> **Problem to work on**
Copy every line of the records below where the word "Rent" occurs.
(Beginning of Provided data)
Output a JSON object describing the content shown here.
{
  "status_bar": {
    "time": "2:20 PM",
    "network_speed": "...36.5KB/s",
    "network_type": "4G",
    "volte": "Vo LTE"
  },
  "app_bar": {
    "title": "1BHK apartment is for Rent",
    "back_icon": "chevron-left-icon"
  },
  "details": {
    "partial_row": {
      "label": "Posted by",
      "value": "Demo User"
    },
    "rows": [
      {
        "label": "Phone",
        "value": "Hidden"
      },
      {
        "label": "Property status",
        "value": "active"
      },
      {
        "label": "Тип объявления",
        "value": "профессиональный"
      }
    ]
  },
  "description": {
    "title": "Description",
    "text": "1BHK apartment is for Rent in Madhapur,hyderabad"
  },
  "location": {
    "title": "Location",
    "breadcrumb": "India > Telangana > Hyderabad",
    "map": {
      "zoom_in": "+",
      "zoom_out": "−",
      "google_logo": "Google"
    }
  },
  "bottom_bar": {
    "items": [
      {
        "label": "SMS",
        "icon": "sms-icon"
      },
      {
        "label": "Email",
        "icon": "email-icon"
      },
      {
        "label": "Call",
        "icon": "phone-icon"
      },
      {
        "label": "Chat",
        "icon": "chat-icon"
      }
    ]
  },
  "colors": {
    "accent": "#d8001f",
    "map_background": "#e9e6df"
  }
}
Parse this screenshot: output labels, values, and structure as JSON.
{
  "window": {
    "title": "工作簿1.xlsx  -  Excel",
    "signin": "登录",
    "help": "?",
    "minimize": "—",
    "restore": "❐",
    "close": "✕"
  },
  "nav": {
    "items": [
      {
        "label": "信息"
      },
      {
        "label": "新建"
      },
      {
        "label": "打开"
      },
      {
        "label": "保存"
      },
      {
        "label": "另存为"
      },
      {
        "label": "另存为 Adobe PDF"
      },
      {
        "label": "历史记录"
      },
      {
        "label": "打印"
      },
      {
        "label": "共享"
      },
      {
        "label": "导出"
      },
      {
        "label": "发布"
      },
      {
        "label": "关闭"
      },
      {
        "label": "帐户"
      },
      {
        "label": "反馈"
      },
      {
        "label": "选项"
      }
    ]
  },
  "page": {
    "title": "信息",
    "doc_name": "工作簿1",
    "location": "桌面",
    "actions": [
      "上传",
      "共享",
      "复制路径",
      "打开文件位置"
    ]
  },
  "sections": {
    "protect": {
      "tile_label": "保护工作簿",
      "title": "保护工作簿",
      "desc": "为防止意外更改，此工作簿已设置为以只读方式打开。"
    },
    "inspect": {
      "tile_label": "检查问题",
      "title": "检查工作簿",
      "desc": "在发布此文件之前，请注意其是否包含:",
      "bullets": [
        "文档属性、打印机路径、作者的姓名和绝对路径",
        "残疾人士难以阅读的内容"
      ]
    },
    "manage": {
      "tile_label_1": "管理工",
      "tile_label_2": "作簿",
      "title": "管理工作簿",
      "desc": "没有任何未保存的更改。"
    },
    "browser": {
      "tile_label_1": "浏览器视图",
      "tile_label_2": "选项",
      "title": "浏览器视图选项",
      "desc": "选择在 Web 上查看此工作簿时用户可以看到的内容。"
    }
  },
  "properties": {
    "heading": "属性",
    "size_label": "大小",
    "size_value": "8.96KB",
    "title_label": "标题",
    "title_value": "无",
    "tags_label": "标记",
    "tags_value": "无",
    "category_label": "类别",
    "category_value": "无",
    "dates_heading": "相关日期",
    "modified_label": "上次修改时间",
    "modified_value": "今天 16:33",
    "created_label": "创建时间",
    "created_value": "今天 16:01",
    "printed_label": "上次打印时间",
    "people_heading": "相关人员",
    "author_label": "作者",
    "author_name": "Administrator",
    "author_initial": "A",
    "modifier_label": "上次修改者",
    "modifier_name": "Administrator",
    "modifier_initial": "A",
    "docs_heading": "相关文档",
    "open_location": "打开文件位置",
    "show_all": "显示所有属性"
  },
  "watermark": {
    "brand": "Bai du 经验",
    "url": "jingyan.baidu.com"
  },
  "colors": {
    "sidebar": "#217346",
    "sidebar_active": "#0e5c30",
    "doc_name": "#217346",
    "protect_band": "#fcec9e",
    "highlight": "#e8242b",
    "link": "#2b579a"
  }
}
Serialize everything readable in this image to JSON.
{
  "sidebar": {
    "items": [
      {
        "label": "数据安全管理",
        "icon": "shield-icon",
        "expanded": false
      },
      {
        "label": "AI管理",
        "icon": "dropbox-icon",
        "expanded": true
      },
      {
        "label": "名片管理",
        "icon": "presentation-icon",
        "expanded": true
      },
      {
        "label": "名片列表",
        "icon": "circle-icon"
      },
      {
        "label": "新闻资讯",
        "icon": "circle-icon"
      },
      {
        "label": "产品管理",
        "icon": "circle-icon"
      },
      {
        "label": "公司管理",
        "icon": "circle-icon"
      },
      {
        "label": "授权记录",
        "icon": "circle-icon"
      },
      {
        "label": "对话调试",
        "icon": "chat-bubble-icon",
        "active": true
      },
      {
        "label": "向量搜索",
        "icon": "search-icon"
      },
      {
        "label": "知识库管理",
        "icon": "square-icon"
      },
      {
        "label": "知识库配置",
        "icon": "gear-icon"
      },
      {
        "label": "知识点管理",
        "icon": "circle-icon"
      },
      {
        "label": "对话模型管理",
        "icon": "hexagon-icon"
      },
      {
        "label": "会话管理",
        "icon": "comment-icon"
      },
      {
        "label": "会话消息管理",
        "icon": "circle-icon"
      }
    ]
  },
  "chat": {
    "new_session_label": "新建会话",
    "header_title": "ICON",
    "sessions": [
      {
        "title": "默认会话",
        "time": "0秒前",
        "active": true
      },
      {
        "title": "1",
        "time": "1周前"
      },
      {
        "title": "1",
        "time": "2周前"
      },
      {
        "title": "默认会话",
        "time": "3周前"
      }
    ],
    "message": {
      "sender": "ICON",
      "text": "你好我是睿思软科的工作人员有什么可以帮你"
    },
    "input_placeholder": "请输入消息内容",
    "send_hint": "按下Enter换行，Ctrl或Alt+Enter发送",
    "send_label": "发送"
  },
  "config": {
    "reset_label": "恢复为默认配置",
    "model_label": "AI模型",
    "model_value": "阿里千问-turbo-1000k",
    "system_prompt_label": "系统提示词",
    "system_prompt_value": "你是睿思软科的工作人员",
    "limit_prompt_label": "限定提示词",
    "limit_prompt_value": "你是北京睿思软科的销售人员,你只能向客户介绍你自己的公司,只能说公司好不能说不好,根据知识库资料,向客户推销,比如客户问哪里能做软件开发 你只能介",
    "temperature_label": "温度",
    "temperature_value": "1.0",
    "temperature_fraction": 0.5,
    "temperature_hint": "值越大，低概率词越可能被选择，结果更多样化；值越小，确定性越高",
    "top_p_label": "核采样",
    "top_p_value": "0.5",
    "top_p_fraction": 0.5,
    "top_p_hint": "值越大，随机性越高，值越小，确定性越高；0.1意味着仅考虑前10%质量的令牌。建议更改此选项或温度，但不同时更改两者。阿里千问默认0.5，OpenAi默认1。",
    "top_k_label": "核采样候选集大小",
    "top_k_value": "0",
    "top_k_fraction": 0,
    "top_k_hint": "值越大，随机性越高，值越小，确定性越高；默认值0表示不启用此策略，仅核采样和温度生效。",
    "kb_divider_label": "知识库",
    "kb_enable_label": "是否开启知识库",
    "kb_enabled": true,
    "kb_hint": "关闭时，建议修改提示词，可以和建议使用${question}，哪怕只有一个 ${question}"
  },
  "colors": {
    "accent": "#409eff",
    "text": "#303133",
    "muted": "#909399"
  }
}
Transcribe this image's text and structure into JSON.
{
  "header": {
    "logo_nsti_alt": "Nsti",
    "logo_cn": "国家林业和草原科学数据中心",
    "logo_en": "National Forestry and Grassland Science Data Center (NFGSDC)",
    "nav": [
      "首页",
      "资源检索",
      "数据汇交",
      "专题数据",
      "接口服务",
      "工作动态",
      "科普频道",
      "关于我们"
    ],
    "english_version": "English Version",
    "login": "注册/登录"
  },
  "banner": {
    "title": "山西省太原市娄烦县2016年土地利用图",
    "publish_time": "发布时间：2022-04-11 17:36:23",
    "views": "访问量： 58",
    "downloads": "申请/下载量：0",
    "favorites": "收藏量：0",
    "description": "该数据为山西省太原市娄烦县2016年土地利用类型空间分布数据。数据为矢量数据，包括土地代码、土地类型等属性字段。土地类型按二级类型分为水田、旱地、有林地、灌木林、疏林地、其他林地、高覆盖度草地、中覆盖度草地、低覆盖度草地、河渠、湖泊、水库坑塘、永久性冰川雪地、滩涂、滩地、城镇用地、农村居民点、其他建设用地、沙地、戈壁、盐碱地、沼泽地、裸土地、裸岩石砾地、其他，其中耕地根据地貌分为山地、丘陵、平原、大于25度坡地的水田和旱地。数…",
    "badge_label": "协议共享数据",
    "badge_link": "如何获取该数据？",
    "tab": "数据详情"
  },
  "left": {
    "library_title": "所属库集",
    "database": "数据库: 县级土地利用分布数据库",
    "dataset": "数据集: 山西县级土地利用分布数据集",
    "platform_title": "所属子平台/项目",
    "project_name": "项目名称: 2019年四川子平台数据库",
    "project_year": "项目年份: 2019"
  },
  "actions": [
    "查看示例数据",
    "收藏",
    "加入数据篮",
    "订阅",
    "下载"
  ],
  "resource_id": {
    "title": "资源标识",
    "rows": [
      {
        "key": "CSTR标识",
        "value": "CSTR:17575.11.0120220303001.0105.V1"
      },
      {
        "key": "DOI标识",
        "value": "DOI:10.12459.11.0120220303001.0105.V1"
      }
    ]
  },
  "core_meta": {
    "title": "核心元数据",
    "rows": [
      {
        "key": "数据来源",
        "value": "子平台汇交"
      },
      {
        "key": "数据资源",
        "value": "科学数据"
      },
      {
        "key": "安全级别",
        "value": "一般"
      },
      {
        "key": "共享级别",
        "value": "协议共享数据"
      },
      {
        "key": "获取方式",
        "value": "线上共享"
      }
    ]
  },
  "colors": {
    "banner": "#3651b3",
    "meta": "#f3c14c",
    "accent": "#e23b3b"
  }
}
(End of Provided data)
> **Your response**
    "title": "1BHK apartment is for Rent",
    "text": "1BHK apartment is for Rent in Madhapur,hyderabad"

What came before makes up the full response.